Furthermore, infants remind us Bono is right about music. Babies can dance a jig before forming a word. Newborns are born sensitive to the rhythms—music—of language before language itself. They can distinguish the timbre and intonation of their mother’s voice and prefer it to any other. Music is primal.
Metaphor is the only way we approach God. “Why do we need the lyric poetry of the Psalms? Because the only way we can approach God is, if we’re honest, through metaphor, through symbol. So art becomes essential, not decorative.” Amen. As C.S. Lewis wrote, “All our truth, or all but a few fragments, is won by metaphor.” Metaphor is not icing on a cake (like we see in most sermons). It is the main ingredient. Teaching is simply part of the mix.
[The next four are from Bono: In Conversation with Michka Assayas (Penguin, 2006)]
Cool is overrated. “Coolness might help in your negotiation with people through the world, maybe, but it is impossible to meet God with sunglasses on. It is impossible to meet God without abandon, without exposing yourself, becoming raw.” In the Eucharist, we expose ourselves to God, opening our hands, hearts, entire lives to God.
God often leaves the building. Bono reminds us even if you have a church, it doesn’t mean you have God. It’s often the case that “God, like Elvis, has left the building.” What’s left is “a congregation led by a man where once they were led by the Holy Spirit.”
Love is complicated. Bono doesn’t let his religious world get too complicated. Love is a different matter, however. “God is love, and as much as I respond in allowing myself to be transformed by that love and acting in that love, that’s my religion. Where things get complicated for me, is when I try to live this love. Now, that’s not so easy.”
Everybody’s religious. Bono’s talking about religious instinct—the universal sense that the world ought to make sense. “It’s supposed to be a secular society, but I look around: everybody’s religious. They’re superstitious, they pray.” Spot on. Bono adds that this sustained sense of superstition is bringing down the Enlightenment and scientism.
Get honest with God. “It’s very important for Christians to be honest with God. That’s difficult, we are often most honest with God when we’re telling him what we want—or what we want to be. As Bono rightly notes, “It is often the case that God is much more interested in who you are than who you want to be.
Find life. “I just go where life is, you know?’ Bono says it might be in the back of a Roman Catholic cathedral, in the quietness and the incense, which suggest the mystery of God, of God’s presence, or in the bright lights of the revival tent. “I just go where I find life.” Spot on—as life is often not where Christians imagine it to be.
Stay Awake. “I enjoy the test of trying to keep hold of what’s sacred, and still being awake, walking around, breaking through the plate glass window.
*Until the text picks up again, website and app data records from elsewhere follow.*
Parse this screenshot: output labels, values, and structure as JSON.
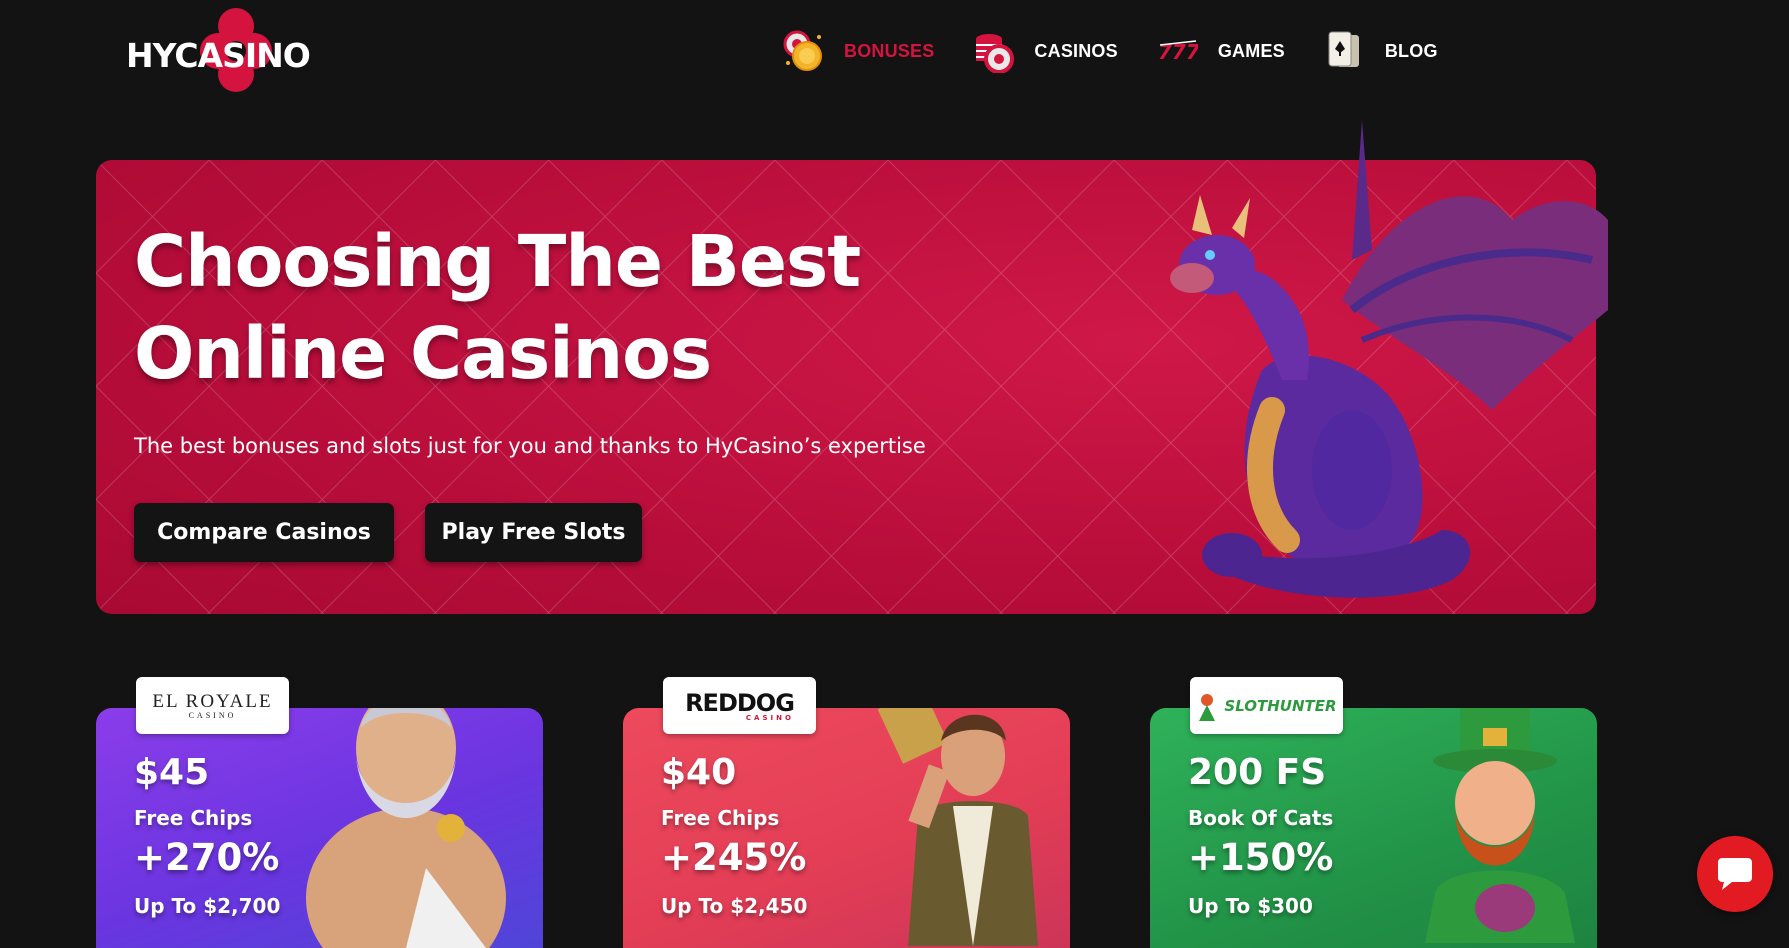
{
  "brand": {
    "name": "HYCASINO",
    "accent": "#d4143f"
  },
  "nav": {
    "items": [
      {
        "label": "BONUSES",
        "icon": "coins-icon",
        "active": true
      },
      {
        "label": "CASINOS",
        "icon": "chips-icon",
        "active": false
      },
      {
        "label": "GAMES",
        "icon": "slot-777-icon",
        "active": false
      },
      {
        "label": "BLOG",
        "icon": "playing-cards-icon",
        "active": false
      }
    ]
  },
  "hero": {
    "title": "Choosing The Best Online Casinos",
    "subtitle": "The best bonuses and slots just for you and thanks to HyCasino’s expertise",
    "buttons": {
      "compare": "Compare Casinos",
      "slots": "Play Free Slots"
    },
    "background": "#b80d3a"
  },
  "cards": [
    {
      "casino_logo": "EL ROYALE",
      "casino_logo_sub": "CASINO",
      "amount": "$45",
      "description": "Free Chips",
      "percent": "+270%",
      "up_to": "Up To $2,700",
      "color": "#6a35e0"
    },
    {
      "casino_logo": "REDDOG",
      "casino_logo_sub": "CASINO",
      "amount": "$40",
      "description": "Free Chips",
      "percent": "+245%",
      "up_to": "Up To $2,450",
      "color": "#e23d56"
    },
    {
      "casino_logo": "SLOTHUNTER",
      "casino_logo_sub": "",
      "amount": "200 FS",
      "description": "Book Of Cats",
      "percent": "+150%",
      "up_to": "Up To $300",
      "color": "#229448"
    }
  ],
  "chat": {
    "icon": "chat-bubble-icon",
    "color": "#e21b23"
  }
}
It’s one thing being in that holy huddle; it’s another thing taking yourself out there into the world.” Spot on. Throughout scripture, God warns his people to stay alert. How many do?
U2’s universal (and enduring) appeal is remarkable, given the band is vocal about Jesus. It’s not remarkable, however, when we remember music and metaphor are primal—a spot on truth that Enlightenment thinkers like Steven Pinker routinely disdain. He sees music as essentially meaningless, an add-on to life. He could not be more wrong.
This week marks my 64th birthday. I’m eight years ahead of Bono, but he’s light years ahead of me in knowing what it’s like to search for God. I think he’s spot on.
 Iain McGilchrist, The Master and His Emissary (Yale University Press, 2010) 102-105.